From a quiz app we built a more advanced tab bar app the utilized the CGRect class and UIPickerView and then transitioned to a more involved UITableView application that included a detail page that allowed editing of the items along with a photo taken from the camera or photo library. Later in the week we utilized Storyboards to create a ColorPalette app which used the UISlider class to change RGB values on the view controller.
We also covered handling touch events, gesture recognizers, menu controllers, and collection views. The last of these were used to create Photorama app that fetched data from the Flickr API to populate a collection view of photos. At night we would continue coding in the Lab and sometimes take a break to catch the sunset on the beach.
By the end of the week, I had become fairly comfortable building a simple quiz app from scratch, using design patterns taught during the week. I had also made some helpful connections with other students who were from various backgrounds and degrees of experience building iOS apps. I think that was the best part of the entire week; the immersive atmosphere that Big Nerd Ranch offers to budding iOS developers. Impromptu discussions, instructor Q&A, and time together discussion our aspirations, concerns, and dreams all served to make my seven days at Asilomar the best programming week of my life.

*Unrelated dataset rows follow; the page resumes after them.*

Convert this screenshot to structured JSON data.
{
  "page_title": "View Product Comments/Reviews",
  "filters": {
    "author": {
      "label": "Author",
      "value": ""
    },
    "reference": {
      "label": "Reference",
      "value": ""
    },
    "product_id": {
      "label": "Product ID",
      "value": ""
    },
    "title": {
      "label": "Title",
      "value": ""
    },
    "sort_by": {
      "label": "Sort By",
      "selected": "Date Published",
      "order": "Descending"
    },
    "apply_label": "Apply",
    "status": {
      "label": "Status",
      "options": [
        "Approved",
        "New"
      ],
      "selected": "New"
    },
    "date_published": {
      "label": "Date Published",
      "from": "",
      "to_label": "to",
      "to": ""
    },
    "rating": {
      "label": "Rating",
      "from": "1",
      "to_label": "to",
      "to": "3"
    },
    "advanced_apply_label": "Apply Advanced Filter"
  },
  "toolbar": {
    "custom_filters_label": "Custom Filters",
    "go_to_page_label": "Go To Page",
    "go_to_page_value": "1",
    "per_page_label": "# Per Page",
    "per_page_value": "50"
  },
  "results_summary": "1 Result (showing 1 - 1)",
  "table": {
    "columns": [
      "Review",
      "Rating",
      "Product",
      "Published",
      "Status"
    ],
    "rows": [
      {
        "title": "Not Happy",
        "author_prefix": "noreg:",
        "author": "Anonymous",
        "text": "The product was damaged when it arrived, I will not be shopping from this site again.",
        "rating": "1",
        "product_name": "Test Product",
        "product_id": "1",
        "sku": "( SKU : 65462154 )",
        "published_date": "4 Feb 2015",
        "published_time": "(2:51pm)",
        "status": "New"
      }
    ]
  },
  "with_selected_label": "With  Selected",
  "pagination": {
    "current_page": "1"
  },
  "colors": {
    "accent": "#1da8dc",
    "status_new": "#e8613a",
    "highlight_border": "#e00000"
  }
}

I highly recommend Big Nerd Ranch to anyone who really wants to learn deeply the craft of building applications for iOS.